Sci-Fi: Edge Of Heaven by RB Kelly
Liberties Press, €13.99
There's a plague coming, and it promises to be a "perfect storm of biological genocide". That's bad news for the citizens of Creo, a city of some 100 million people in France in the not-too-distant future, which already suffers from being shut off from all sunlight.
Among that multitude of souls is Danae Grant, a so-called "a-naut", or "semi-autonomous artificial" lifeform who may have the cure. But will anyone listen to someone who isn't even human?
Belfast author RB Kelly's debut novel took her more than 20 years to complete - she wrote the first draft when she was only 15 and it's been through multiple versions since - and it touches on many familiar science fiction themes.
What, if anything, is the difference between natural and artificial intelligence? What does the future hold for mankind on a planet whose precious resources they've poisoned and exploited?

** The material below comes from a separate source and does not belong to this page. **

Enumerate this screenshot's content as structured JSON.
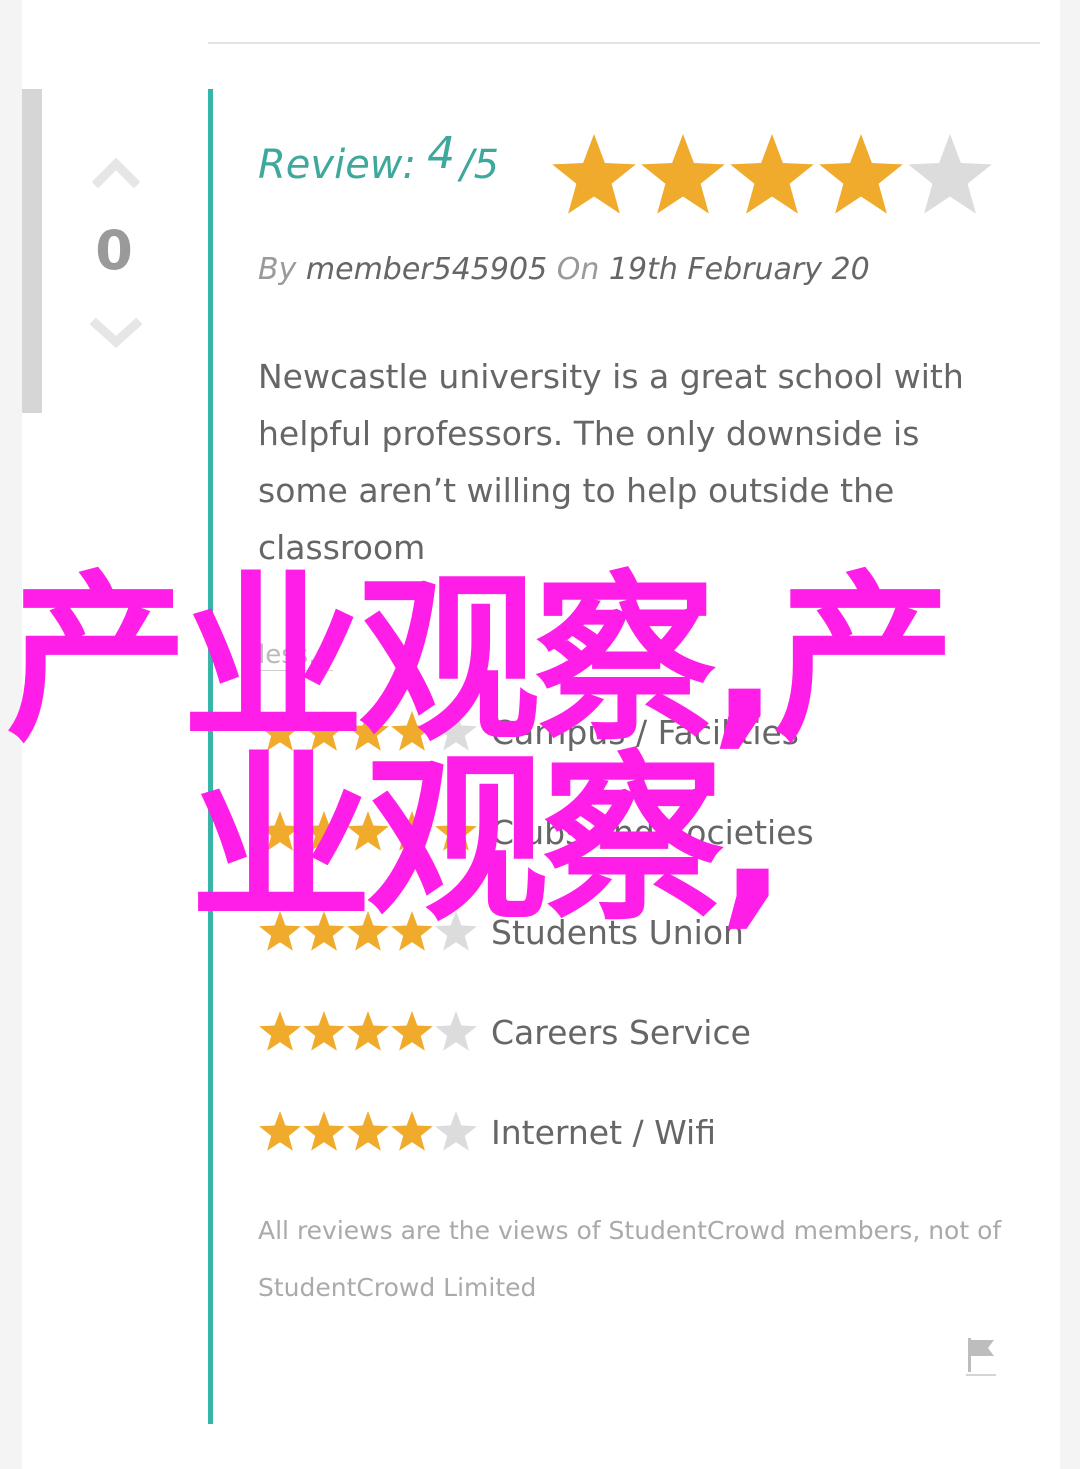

There's nothing here that hasn't been explored before, but it is undoubtedly refreshing to see a new Irish writer plunging right in to the big questions. Homegrown fiction tends to the naturalistic and realistic rather than the fantastical. Kelly is part of a growing generation of younger Irish writers, such as Kevin Barry of City Of Bohane fame, who are daring to try something radically different.
Unfortunately, it's also rather a confusing book, with many passages so densely written that reading becomes a test of endurance. A ruthless editor might have been able to pare back the excesses and indulgences and find the shiny nugget of story at the novel's heart.
Sunday Indo Living